“To put it simply, we are looking for great science and great people. We often invest in early stage companies. The Lundbeckfonden Emerge is about translating exciting new science and less about late stage clinical phase 2 or 3, unless in niche indications. We invest in early stage companies or even in an amazing idea with not much data that we find exciting. But it can also be a project that has been around for some time, e.g., growing from pre-clinical to clinical. The intention is to stay with the company from the initial investment until an exit, which typically would require clinical phase 2 data. That means we can own companies for quite a number of years. We are quite picky in what companies we invest in. They have to fit us, our strategy and what we are trying to achieve. We make fewer investments than some other investors. However, that enables us to ensure we have enough cash reserves to allow companies to truly test their hypothesis. We are active owners. That means engaging with the company and founders to help them mature their plans and execution, ranging from as early as defining a professional business plan to how to make proper strategic choices later on. Quite a lot of the people we invest in are just out of university and don´t have a mature management team yet. We help them grow and build the company – sometimes we step in as interim CEO or COO and establish a good management team. But most of our later work is done from the board level, as a company over time needs to develop a strong management team.”
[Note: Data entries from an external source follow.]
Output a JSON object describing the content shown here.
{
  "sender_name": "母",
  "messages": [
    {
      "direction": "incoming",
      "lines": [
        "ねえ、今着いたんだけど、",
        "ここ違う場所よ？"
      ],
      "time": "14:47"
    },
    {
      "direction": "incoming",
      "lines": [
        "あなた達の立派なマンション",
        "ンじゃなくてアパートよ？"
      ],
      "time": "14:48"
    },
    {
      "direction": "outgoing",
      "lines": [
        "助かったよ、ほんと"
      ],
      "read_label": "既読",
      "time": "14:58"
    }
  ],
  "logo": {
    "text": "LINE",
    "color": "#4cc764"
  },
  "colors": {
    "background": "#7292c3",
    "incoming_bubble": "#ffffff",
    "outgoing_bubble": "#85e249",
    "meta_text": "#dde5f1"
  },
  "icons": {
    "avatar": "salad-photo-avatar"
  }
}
Could you give an example of a common mistake among startups?

“Underestimation. In many shapes and forms. Classical biotech drug development projects, and generally speaking new startups, underestimate what it takes to raise money. They don´t see clearly what investors are looking for to invest in their companies. They are great scientists but don´t have the experience it takes to build a company and that often makes them too optimistic with regards to what you can do and how the investors will react. The people we invest in have to show us their business plan and often those business plans require substantial revision. But as long as the idea is right, we can re-write the plan together and come up with something that we believe in – and eventually help get additional investors on board.”

Could you mention a current strength or trend among Denmark’s life science companies?
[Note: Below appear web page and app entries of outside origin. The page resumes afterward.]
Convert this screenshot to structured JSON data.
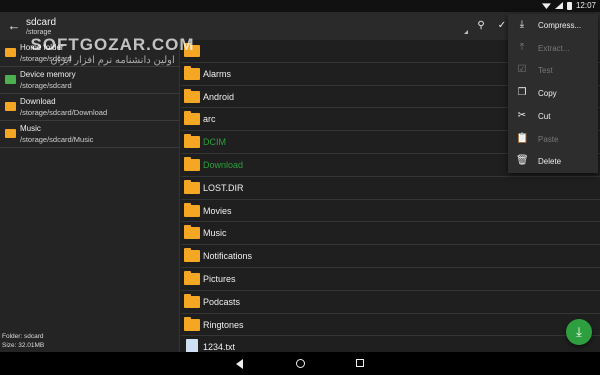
{
  "status_bar": {
    "time": "12:07"
  },
  "toolbar": {
    "title": "sdcard",
    "subtitle": "/storage"
  },
  "bookmarks": [
    {
      "name": "Home folder",
      "path": "/storage/sdcard",
      "icon": "home-folder-icon",
      "color": "#f5a623"
    },
    {
      "name": "Device memory",
      "path": "/storage/sdcard",
      "icon": "device-memory-icon",
      "color": "#4caf50"
    },
    {
      "name": "Download",
      "path": "/storage/sdcard/Download",
      "icon": "download-folder-icon",
      "color": "#f5a623"
    },
    {
      "name": "Music",
      "path": "/storage/sdcard/Music",
      "icon": "music-folder-icon",
      "color": "#f5a623"
    }
  ],
  "footer": {
    "folder": "Folder: sdcard",
    "size": "Size: 32.01MB"
  },
  "files": [
    {
      "name": "",
      "type": "folder-home",
      "color": "#efefef"
    },
    {
      "name": "Alarms",
      "type": "folder",
      "color": "#efefef"
    },
    {
      "name": "Android",
      "type": "folder",
      "color": "#efefef"
    },
    {
      "name": "arc",
      "type": "folder",
      "color": "#efefef"
    },
    {
      "name": "DCIM",
      "type": "folder",
      "color": "#2e9f3e"
    },
    {
      "name": "Download",
      "type": "folder",
      "color": "#2e9f3e"
    },
    {
      "name": "LOST.DIR",
      "type": "folder",
      "color": "#efefef"
    },
    {
      "name": "Movies",
      "type": "folder",
      "color": "#efefef"
    },
    {
      "name": "Music",
      "type": "folder",
      "color": "#efefef"
    },
    {
      "name": "Notifications",
      "type": "folder",
      "color": "#efefef"
    },
    {
      "name": "Pictures",
      "type": "folder",
      "color": "#efefef"
    },
    {
      "name": "Podcasts",
      "type": "folder",
      "color": "#efefef"
    },
    {
      "name": "Ringtones",
      "type": "folder",
      "color": "#efefef"
    },
    {
      "name": "1234.txt",
      "type": "file",
      "color": "#efefef"
    }
  ],
  "context_menu": [
    {
      "label": "Compress...",
      "icon": "download-icon",
      "glyph": "⤓",
      "enabled": true
    },
    {
      "label": "Extract...",
      "icon": "upload-icon",
      "glyph": "⤒",
      "enabled": false
    },
    {
      "label": "Test",
      "icon": "checkbox-icon",
      "glyph": "☑",
      "enabled": false
    },
    {
      "label": "Copy",
      "icon": "copy-icon",
      "glyph": "❐",
      "enabled": true
    },
    {
      "label": "Cut",
      "icon": "scissors-icon",
      "glyph": "✂",
      "enabled": true
    },
    {
      "label": "Paste",
      "icon": "clipboard-icon",
      "glyph": "📋",
      "enabled": false
    },
    {
      "label": "Delete",
      "icon": "trash-icon",
      "glyph": "🗑",
      "enabled": true
    }
  ],
  "watermark": {
    "line1": "SOFTGOZAR.COM",
    "line2": "اولین دانشنامه نرم افزار ایران"
  },
  "colors": {
    "accent_green": "#2e9f3e",
    "folder_orange": "#f5a623"
  }
}
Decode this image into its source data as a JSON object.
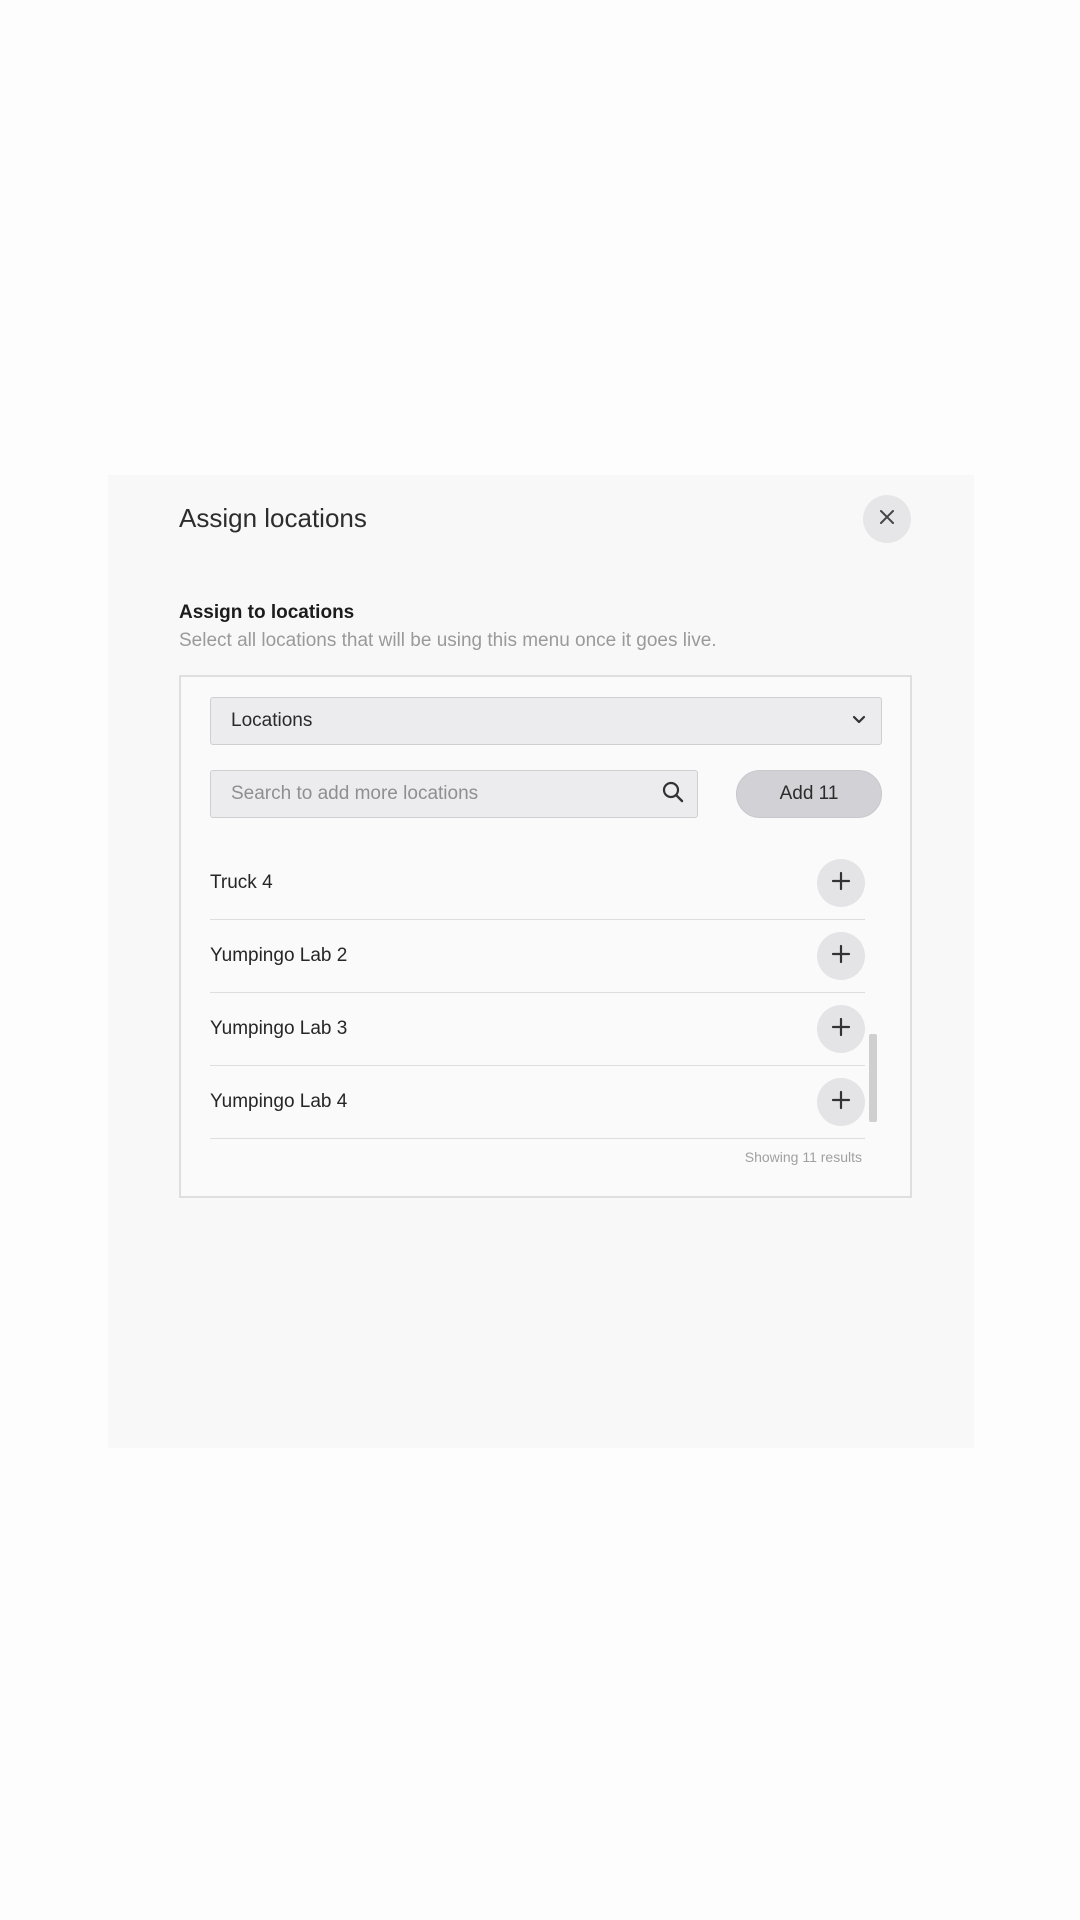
{
  "modal": {
    "title": "Assign locations",
    "close_icon": "close-icon"
  },
  "section": {
    "heading": "Assign to locations",
    "description": "Select all locations that will be using this menu once it goes live."
  },
  "locations_select": {
    "label": "Locations",
    "icon": "chevron-down-icon"
  },
  "search": {
    "placeholder": "Search to add more locations",
    "value": "",
    "icon": "search-icon"
  },
  "add_button": {
    "label": "Add 11"
  },
  "list": {
    "items": [
      {
        "label": "Truck 4",
        "icon": "plus-icon"
      },
      {
        "label": "Yumpingo Lab 2",
        "icon": "plus-icon"
      },
      {
        "label": "Yumpingo Lab 3",
        "icon": "plus-icon"
      },
      {
        "label": "Yumpingo Lab 4",
        "icon": "plus-icon"
      }
    ]
  },
  "results_text": "Showing 11 results"
}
“Well, in recent years some local companies have successfully built international venture capital syndicates with their existing investors and raised substantial funds in early financing rounds. We have seen that in our portfolio of companies and that is very encouraging. Importantly, it reflects that there are local investors, such as Lundbeckfonden Emerge, who are willing and able to invest substantial amounts early to share the risk with new international investors. It is very important that this trend continues for the further development of local biotech.”

What advice do you have for small and mid-sized life science companies looking to raise capital?

“You are trying to develop a commercially valuable product, so focus on the product! What exactly is your product? What difference does it make for the patients and for the payers? Is there a need for it? US biotech companies are often more successful in building products because they understand that the product is key and focus on that early on. My second piece of advice is think long term, e.g., ask yourself when you want to reach the market. Any investor will look at your project and try to determine if it is thought through. Does your future product have merit – when it reaches the market in more than 10 years? Investors need to exit with a profit, they have to provide a return on investment, and they need to have a commercial product that makes sense for patients and payers when it reaches the market. My third piece of advice is think long and hard about your team. Are you employing the right people? Any investor is in the human resource business and invests in teams. What does your team look like and where will it take the company? And lastly, think about the syndicate of investors you are trying to build. Are you aligned with the investors? How can the investors help you get to where you need to go? Who will add value – money, knowledge, network, experience – to your company?”

Text by Pia Andrea and Malin Otmani